Spain are coming off a massive summer, winning an unprecedented treble by seizing the European Championship in Kiev. Juan Mata, Jordi Alba and Javi Martinez are the holdovers from that triumph. The trio are joined at the Games by some truly remarkable young talent; Iker Muniain is considered a breakout star after his season at Athletic Bilbao; David de Gea cemented his status as a true number one at Manchester United; and Cristian Tello is one of Barcelona’s players of the future.
Can this side keep Spain rolling? Why not? After all, their U-19 team just captured the European title.
Uruguay have to be the dark horses. They will throw Luis Suarez and Edinson Cavani up top and get help in the center from the dynamic Nicolas Lodeiro. The first two need no introduction; Lodeiro, on the other hand, is a reclamation project at only 23.
Lodeiro was one of the best youth players at the 2009 U-20 World Cup and was a member of the championship Copa America side in 2011. But he also has the distinction of being the first player sent off at the 2010 World Cup and his stint at Ajax was abysmal. Lodeiro is hoping this tournament – and his move to Botafogo next month — will restart his career.
Team GB are a gerrymandered side that will get a home boost – but little else. Youth soccer in Britain is in a sad state and the fact that four home nations were warring over this team until the roster deadline — with the Scots and the Northern Irish not contributing any players — did not help.
Stuart Pearce has some talent to call on — Micah Richards, Craig Bellamy and keeper Jack Butland are quality players. But the squad lacks depth and experience playing as a group.

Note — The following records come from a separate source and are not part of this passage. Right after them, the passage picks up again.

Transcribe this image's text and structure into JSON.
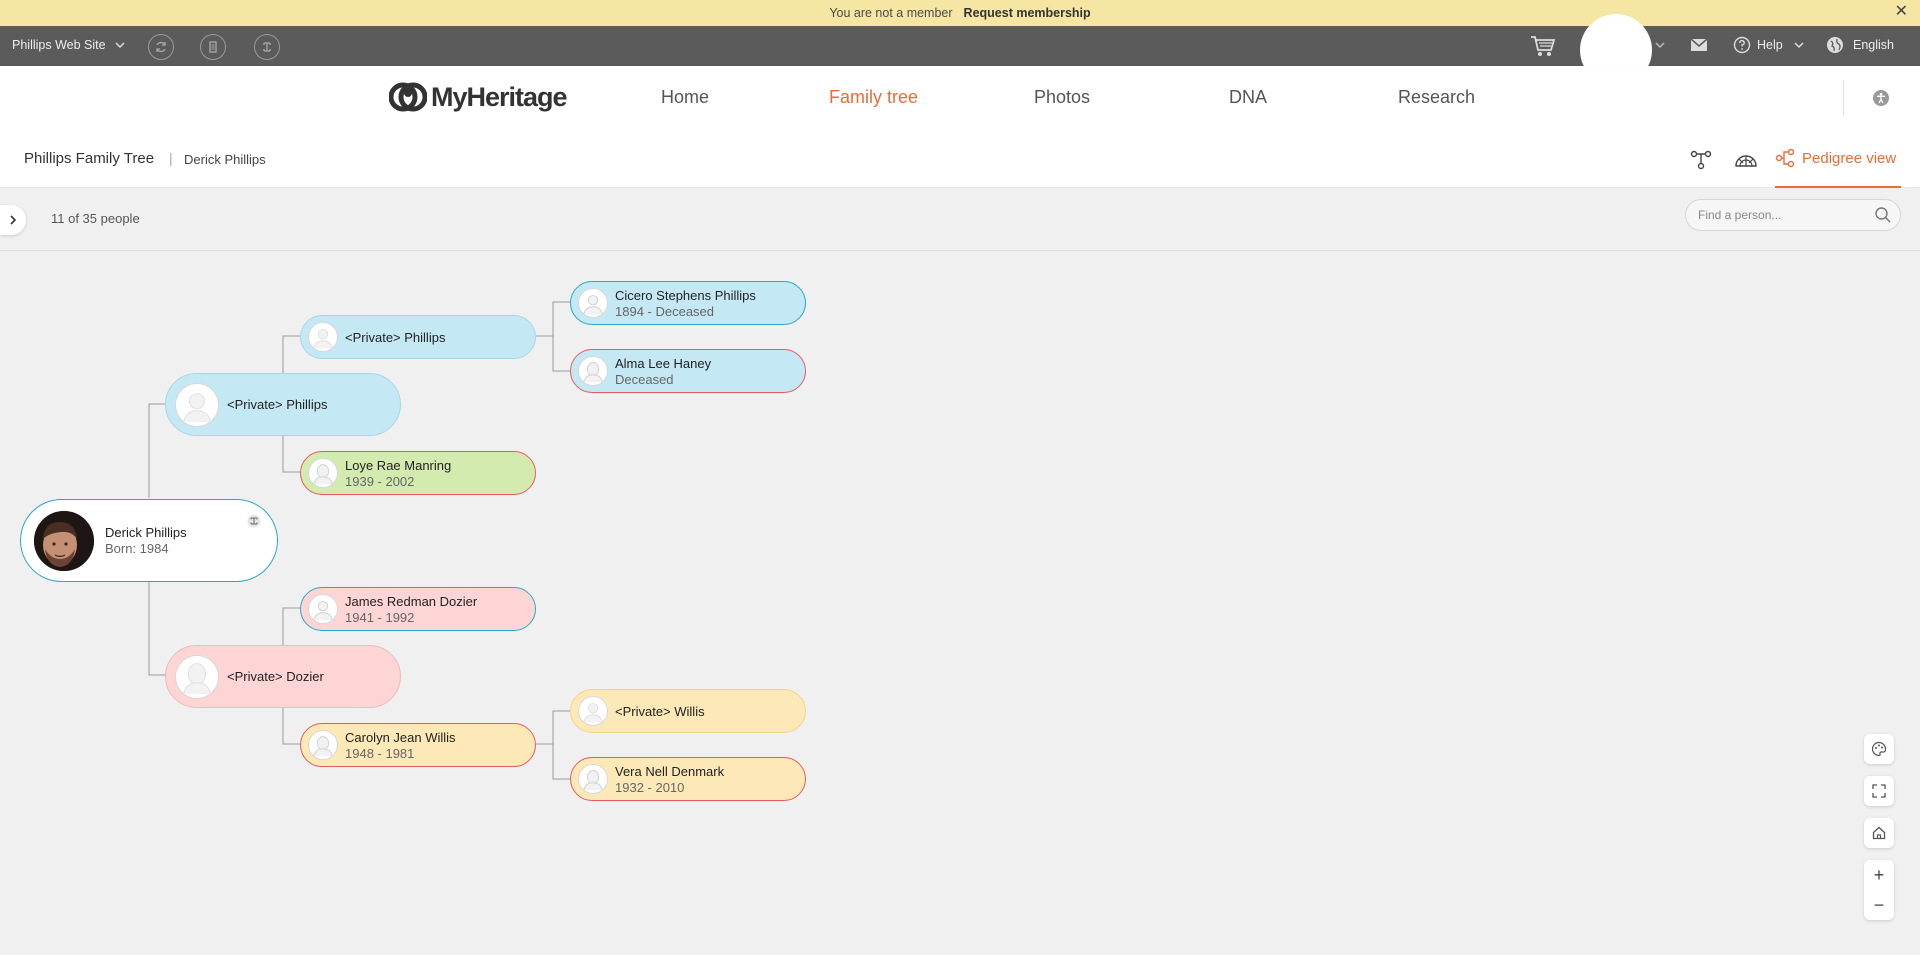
{
  "banner": {
    "message": "You are not a member",
    "request": "Request membership",
    "close": "✕"
  },
  "sitebar": {
    "site_name": "Phillips Web Site",
    "help": "Help",
    "language": "English"
  },
  "nav": {
    "logo": "MyHeritage",
    "items": [
      {
        "label": "Home",
        "active": false
      },
      {
        "label": "Family tree",
        "active": true
      },
      {
        "label": "Photos",
        "active": false
      },
      {
        "label": "DNA",
        "active": false
      },
      {
        "label": "Research",
        "active": false
      }
    ]
  },
  "tree": {
    "name": "Phillips Family Tree",
    "separator": "|",
    "person": "Derick Phillips",
    "view_label": "Pedigree view"
  },
  "filter": {
    "count": "11 of 35 people",
    "search_placeholder": "Find a person..."
  },
  "people": [
    {
      "id": "root",
      "name": "Derick Phillips",
      "life": "Born: 1984"
    },
    {
      "id": "father",
      "name": "<Private> Phillips",
      "life": ""
    },
    {
      "id": "mother",
      "name": "<Private> Dozier",
      "life": ""
    },
    {
      "id": "pgf",
      "name": "<Private> Phillips",
      "life": ""
    },
    {
      "id": "pgm",
      "name": "Loye Rae Manring",
      "life": "1939 - 2002"
    },
    {
      "id": "mgf",
      "name": "James Redman Dozier",
      "life": "1941 - 1992"
    },
    {
      "id": "mgm",
      "name": "Carolyn Jean Willis",
      "life": "1948 - 1981"
    },
    {
      "id": "ggf1",
      "name": "Cicero Stephens Phillips",
      "life": "1894 - Deceased"
    },
    {
      "id": "ggm1",
      "name": "Alma Lee Haney",
      "life": "Deceased"
    },
    {
      "id": "ggf2",
      "name": "<Private> Willis",
      "life": ""
    },
    {
      "id": "ggm2",
      "name": "Vera Nell Denmark",
      "life": "1932 - 2010"
    }
  ],
  "zoom": {
    "plus": "+",
    "minus": "−"
  },
  "colors": {
    "accent": "#e86d3a",
    "male": "#c5e8f5",
    "female": "#fdd5d5",
    "green": "#d4ebb0",
    "yellow": "#fde9b8"
  }
}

Pearce didn’t help matters by admitting he was prevented from picking five players by his own FA. Dysfunctional is too charitable a term for this outfit.
The other team to keep an eye on is Egypt. Led by the greatest African player never to play in Europe, Mohamed Aboutrika, Egypt are hoping to wipe away a year of soccer misery triggered by the Port Said disaster.
Domestic football remains in a state of suspension with only limited closed-door matches starting and the government has indicated they will not allow the league to restart as planned on August 24. Bob Bradley’s squad was stunned in Cup of Nations qualifying and the seven-time champs will not play in the African tournament in 2013.
Their Olympic team has a chance to get out of a group with New Zealand, Belarus and the mighty Brazil, but after that, nothing is expected. Many in the nation will just be happy to see their team playing again on a big stage.